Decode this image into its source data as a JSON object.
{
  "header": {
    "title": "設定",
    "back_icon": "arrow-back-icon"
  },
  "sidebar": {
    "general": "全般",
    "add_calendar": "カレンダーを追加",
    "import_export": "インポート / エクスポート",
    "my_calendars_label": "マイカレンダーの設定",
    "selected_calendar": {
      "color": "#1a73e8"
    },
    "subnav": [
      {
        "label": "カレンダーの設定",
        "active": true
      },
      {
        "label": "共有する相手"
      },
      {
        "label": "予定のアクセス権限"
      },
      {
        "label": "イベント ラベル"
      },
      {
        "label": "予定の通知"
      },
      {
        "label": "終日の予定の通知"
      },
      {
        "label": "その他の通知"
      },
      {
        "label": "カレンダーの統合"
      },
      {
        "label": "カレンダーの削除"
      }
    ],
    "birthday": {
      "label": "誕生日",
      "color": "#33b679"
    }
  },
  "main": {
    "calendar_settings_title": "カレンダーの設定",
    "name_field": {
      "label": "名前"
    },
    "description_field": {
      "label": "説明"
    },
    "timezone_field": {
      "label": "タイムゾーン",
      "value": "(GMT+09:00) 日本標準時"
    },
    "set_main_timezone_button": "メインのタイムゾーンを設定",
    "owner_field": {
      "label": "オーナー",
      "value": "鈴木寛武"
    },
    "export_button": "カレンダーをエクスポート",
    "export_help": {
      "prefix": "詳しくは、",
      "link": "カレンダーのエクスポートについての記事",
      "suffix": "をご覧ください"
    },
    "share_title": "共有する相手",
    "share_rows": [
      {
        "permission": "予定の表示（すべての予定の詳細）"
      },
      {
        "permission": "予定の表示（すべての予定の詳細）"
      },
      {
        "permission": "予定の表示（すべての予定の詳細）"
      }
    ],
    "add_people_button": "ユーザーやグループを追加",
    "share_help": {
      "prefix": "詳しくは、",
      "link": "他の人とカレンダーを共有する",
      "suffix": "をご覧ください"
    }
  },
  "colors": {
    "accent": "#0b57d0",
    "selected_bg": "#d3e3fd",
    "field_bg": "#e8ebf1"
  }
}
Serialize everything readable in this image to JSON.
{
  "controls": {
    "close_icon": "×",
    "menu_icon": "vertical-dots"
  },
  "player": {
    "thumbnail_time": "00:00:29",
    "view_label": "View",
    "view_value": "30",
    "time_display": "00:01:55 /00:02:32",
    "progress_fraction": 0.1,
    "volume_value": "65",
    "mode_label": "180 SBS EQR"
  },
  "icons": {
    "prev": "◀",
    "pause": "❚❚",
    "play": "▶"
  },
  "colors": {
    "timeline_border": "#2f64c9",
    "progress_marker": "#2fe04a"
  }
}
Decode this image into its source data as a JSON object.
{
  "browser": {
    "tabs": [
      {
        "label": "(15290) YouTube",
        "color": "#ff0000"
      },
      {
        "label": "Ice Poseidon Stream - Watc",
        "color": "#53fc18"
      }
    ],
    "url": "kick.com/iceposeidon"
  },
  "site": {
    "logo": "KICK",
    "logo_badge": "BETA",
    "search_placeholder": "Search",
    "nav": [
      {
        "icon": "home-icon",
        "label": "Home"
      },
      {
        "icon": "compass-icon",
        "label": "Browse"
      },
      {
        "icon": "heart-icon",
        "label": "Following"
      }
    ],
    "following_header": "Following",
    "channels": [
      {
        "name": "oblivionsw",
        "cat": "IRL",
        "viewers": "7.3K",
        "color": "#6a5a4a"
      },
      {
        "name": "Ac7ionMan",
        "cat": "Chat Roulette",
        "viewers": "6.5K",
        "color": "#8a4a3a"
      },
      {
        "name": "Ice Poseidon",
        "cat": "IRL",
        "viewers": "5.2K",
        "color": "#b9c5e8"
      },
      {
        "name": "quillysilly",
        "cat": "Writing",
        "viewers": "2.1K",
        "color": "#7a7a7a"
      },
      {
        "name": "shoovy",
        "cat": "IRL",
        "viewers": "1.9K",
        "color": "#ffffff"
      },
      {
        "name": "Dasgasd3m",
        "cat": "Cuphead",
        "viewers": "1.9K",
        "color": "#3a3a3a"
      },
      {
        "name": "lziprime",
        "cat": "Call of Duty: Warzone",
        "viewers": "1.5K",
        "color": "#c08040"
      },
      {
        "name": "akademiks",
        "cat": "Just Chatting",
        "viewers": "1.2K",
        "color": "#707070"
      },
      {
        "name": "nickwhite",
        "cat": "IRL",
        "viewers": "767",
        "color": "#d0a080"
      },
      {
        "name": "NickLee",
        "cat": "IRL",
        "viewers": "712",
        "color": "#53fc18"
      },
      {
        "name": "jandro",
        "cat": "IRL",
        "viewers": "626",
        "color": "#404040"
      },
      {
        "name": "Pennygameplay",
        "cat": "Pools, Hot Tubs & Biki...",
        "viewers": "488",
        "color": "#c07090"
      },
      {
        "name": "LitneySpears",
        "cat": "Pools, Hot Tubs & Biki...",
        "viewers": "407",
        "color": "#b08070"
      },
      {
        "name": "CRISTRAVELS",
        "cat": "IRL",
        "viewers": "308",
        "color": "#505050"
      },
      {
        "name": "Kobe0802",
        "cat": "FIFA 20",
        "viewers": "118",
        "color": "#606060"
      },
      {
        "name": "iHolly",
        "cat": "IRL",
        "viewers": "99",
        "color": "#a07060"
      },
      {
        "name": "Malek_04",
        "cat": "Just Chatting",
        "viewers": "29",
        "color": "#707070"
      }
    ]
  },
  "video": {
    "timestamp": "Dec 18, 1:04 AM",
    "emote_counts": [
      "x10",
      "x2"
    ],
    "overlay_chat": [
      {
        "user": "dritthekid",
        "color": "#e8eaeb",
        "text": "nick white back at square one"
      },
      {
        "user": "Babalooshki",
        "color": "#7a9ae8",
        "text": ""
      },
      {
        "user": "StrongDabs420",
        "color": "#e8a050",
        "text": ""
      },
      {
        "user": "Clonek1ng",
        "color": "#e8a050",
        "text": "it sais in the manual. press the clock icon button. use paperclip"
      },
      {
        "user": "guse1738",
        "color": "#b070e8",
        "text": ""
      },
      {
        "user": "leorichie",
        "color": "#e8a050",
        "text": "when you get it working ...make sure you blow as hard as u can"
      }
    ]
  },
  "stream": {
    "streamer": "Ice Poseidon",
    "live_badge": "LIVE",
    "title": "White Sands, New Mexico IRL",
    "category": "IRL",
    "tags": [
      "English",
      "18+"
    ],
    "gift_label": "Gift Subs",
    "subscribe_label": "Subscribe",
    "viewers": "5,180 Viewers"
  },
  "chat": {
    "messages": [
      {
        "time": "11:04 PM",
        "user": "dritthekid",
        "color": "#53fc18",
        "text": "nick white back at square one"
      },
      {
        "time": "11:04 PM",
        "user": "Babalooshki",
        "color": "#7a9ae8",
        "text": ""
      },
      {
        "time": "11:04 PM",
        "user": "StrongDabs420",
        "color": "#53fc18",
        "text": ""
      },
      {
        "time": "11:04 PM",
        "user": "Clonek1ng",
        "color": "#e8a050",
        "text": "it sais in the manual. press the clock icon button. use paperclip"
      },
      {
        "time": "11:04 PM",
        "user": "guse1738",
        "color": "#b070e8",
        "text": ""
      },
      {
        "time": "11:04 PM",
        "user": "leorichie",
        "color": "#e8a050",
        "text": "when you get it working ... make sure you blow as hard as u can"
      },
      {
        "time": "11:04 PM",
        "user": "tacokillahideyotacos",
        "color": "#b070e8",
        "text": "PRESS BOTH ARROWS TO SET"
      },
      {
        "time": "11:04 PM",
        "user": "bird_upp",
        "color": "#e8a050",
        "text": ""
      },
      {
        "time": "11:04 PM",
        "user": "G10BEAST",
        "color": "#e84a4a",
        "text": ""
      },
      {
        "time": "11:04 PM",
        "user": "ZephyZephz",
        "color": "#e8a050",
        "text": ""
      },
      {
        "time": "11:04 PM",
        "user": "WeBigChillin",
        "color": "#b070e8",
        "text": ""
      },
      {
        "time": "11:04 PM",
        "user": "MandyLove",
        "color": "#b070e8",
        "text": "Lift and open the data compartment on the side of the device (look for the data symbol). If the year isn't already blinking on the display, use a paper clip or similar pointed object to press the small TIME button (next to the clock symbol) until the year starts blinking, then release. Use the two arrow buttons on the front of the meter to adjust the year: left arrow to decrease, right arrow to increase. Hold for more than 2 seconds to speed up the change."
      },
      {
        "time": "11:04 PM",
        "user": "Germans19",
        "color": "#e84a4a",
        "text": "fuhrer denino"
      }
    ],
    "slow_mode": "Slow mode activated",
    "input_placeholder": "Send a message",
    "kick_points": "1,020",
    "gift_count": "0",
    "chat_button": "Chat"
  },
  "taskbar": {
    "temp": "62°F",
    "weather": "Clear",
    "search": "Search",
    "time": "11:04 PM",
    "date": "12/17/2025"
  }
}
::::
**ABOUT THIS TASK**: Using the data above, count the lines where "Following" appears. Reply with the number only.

**WRITTEN SOLUTION**: 2